Tori Amos (left) has appeared breastfeeding a piglet on the album sleeve of her record Boys for Pele (about which she talks a bit in this interview), alienating hundreds of "fans" (not true fans, I guess) and apparently shocking the hell out of bigot America.
Breastfeeding pigs is in fact something fairly normal among certain tribes in New Guinea.
But there, it's not really anything more eyebrow-raising than "a low-tech version of U.S. sheep ranchers bottle-feeding orphaned lambs", as Answers.com's article on pigs puts it. Taking care of the pigs, the only domesticated animals they have, is one of the main tasks of traditional New Guinean women.
The traditional society in this area doesn't have that much equality between the sexes. In Women Speak Out! A Report of the Pacific Women's Conference (1976) - from where also the black and white photograph below right is taken, it is written in the section about common legal problems for women in Papua New Guinea:
"[Wives] were expected to work long hours in the gardens, then walk home carrying huge loads of firewood and food, then go to the river for water, then cook dinner - and through it all, tend the children. While they did all this work, the men occassionally hunted or fished - or mostly sat under the trees and 'protected' the women from enemy attacks."
As for pigs,
"Women did all the work of caring for pigs - even breast-feeding sick piglets - but their husbands owned them and decided when they would be traded, killed for a feast or given to someone else."

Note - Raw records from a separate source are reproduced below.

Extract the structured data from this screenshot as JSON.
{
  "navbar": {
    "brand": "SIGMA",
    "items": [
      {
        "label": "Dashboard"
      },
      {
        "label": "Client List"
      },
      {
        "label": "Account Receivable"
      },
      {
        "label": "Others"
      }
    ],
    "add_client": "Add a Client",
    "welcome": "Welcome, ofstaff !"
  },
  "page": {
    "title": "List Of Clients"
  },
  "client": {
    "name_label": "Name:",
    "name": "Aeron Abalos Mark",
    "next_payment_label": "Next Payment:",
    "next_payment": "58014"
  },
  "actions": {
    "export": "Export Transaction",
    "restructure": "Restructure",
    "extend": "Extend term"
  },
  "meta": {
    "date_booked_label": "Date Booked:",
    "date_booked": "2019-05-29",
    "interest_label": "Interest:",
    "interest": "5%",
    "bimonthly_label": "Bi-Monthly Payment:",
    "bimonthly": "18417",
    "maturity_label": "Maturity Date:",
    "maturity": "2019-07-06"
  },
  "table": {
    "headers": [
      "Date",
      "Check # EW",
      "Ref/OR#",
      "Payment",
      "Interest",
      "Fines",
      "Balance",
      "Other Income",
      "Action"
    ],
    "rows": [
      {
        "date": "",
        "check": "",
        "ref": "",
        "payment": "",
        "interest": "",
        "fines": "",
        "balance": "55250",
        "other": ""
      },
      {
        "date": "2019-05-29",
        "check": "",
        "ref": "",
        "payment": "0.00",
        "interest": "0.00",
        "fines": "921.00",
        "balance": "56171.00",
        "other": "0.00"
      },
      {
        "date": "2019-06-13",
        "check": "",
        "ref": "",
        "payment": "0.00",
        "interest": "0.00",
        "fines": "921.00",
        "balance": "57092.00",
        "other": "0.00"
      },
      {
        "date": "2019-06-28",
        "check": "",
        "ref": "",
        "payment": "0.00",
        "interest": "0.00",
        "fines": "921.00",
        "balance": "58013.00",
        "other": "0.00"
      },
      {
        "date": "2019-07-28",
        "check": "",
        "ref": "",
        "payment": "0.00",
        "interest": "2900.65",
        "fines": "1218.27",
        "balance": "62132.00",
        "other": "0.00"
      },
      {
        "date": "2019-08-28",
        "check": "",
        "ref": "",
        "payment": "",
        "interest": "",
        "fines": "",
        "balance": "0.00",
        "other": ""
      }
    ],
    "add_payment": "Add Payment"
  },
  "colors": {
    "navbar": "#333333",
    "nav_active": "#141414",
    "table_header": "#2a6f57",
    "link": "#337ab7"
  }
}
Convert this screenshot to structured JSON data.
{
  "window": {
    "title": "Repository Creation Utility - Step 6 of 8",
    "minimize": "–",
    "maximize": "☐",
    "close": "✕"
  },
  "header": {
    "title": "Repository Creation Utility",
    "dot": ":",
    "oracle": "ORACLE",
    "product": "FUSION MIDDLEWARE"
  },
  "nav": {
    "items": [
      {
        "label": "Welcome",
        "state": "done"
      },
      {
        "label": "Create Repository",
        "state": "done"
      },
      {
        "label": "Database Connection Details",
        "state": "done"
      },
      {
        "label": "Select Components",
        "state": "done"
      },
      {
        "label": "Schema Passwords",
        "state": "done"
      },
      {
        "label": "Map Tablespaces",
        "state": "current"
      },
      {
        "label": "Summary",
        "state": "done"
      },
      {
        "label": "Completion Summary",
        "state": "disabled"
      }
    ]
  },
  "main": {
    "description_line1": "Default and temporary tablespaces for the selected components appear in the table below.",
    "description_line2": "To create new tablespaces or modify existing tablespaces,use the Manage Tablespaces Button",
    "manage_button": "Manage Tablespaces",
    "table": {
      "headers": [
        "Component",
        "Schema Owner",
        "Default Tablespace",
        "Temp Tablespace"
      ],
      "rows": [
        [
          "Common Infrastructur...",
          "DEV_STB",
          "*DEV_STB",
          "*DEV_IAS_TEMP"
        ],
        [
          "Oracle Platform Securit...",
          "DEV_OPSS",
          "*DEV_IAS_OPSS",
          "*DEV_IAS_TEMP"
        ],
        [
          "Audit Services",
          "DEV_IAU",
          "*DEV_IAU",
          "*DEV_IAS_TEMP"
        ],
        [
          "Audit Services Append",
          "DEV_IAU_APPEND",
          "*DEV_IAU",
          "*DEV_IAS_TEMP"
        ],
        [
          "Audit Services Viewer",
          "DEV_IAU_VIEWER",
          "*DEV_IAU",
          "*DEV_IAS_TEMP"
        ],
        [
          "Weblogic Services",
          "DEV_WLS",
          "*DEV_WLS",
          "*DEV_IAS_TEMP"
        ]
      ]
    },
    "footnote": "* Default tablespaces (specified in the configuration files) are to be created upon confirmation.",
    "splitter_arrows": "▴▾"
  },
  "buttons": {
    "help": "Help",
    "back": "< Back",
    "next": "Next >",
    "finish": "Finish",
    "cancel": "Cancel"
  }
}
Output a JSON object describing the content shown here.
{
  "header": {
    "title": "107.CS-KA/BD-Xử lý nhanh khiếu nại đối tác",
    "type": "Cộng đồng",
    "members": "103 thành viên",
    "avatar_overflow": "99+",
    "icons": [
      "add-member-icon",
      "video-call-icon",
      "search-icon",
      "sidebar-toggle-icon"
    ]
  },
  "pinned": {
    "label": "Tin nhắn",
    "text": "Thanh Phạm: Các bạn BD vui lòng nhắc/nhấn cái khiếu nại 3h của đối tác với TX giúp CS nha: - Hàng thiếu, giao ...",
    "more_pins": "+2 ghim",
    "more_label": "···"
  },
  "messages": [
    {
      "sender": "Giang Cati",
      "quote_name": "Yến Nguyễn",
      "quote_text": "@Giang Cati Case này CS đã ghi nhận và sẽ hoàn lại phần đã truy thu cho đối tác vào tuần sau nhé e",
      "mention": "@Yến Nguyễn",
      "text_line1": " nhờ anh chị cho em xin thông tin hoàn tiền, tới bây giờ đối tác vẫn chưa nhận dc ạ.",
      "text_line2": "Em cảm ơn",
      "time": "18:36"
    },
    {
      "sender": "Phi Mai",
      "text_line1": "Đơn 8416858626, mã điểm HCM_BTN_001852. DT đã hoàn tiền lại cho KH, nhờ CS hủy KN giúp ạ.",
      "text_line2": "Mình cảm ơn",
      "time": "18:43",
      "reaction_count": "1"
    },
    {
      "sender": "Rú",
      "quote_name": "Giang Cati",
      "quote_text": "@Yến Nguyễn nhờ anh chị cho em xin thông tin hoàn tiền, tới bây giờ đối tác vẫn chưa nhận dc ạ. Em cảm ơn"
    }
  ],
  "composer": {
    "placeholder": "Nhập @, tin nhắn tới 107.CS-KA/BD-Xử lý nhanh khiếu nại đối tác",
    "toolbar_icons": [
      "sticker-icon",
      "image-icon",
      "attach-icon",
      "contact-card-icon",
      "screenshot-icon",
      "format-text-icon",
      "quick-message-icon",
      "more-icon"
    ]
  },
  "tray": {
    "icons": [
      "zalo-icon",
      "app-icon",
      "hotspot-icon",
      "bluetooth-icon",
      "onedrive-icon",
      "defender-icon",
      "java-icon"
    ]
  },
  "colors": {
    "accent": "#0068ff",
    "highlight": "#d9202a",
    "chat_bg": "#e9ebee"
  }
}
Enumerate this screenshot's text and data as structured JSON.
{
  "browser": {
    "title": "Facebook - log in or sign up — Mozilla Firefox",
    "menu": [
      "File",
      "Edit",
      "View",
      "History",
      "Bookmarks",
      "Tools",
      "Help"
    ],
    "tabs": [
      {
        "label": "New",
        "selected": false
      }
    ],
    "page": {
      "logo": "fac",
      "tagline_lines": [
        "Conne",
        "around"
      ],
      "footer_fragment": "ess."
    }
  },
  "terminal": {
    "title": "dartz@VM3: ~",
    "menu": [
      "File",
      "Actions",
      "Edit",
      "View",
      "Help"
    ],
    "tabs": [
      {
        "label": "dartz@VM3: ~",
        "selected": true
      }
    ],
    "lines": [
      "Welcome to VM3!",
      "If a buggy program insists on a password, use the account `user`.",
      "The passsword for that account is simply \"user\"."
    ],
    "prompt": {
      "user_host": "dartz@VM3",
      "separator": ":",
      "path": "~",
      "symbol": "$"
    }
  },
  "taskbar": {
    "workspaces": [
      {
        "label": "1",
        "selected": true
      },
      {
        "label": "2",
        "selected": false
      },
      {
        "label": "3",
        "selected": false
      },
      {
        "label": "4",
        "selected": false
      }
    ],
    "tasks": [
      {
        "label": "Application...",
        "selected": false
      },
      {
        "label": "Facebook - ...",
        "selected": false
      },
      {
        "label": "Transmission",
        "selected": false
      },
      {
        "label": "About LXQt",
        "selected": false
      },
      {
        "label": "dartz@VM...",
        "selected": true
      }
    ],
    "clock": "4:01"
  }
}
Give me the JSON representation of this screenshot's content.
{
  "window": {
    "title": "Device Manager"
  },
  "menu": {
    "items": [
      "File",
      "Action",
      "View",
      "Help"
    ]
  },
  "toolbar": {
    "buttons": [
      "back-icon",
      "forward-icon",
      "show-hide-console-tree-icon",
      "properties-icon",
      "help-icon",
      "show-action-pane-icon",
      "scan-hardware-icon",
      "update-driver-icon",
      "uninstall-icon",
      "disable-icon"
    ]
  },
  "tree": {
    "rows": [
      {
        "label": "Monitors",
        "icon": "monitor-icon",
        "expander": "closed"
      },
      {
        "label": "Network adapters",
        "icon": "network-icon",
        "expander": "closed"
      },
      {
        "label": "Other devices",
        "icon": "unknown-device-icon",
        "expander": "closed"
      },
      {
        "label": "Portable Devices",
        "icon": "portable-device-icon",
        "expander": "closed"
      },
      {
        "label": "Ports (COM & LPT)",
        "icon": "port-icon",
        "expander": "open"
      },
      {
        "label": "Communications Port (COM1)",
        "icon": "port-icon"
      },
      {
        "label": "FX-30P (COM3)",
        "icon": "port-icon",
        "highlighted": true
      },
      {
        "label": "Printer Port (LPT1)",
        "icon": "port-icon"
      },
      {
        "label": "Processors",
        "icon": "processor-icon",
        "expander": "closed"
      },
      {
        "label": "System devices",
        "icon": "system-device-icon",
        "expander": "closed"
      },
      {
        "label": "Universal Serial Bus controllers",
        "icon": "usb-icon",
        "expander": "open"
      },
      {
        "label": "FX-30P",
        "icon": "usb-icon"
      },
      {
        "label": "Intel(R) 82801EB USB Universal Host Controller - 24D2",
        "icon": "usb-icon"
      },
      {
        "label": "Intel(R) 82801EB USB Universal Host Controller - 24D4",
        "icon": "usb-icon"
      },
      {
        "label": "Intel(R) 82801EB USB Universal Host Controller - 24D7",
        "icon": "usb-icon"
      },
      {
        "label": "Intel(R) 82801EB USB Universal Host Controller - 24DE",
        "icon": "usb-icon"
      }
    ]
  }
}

A normal day for traditional New Guinean women might look like Neil Nightingale describes it:
"Each day they take the animals to the gardens and tether them close by. If they are constructing new sweet potato mounds the women allow the pigs to root around in the ground they are about to prepare. In this way the pigs get to feed off any remaining sweet potato tubers while helping the women by churning the soil. In the evening the pigs accompany the women back to their homes. Some spend the night in specially built sties; others sleep in the same huts as the women and their children. While food is prepared for the evening meal the animals are thrown scraps and even whole sweet potato tubers."
Women and pigs have a fairly close relationship:
"The pigs often have names and are treated as part of the family, being stroked, fondled, and gently spoken to as the children prepare for bed. By tickling their udders and imitating the action of a suckling piglet females can be encouraged to lie down quietly on their side to be gently de-ticked."
In the last sentence it becomes obvious that Nightingale doesn't know very much about pigs, as he explains the pigs' lying down on their side when they get their tummies rubbed as some kind of mechanical reaction to the feeling you get from suckling piglets. Mind you, also a barrow or boar will lie down on his side when he gets his tummy rubbed, simply because it feels good.
The New Guinean pigs, though seemingly treated like pets in our culture, will eventually be killed, but, again, not like regular food animals in Western culture.
As Joyce Kilmer writes,
"Pigs are the only domesticated animals and their value in this culture is a difficult concept to grasp. Although nurtured by women, they are the most important measurement of a man's solvency."
Pigs have great economical, political and mystical importance. They are used to buy brides, sacrificed to appease ancestral spirits and to pay compensation for killing members of another tribe (Nightingale describes how he witnessed about twenty pigs and the equivalent of a thousand UK pounds in cash being handed over as part payment of a large debt for the killing of one man), and in many other important ceremonies. In some parts, "huge pig-giving festivals" are held once every few years, in order to "impress neighbours".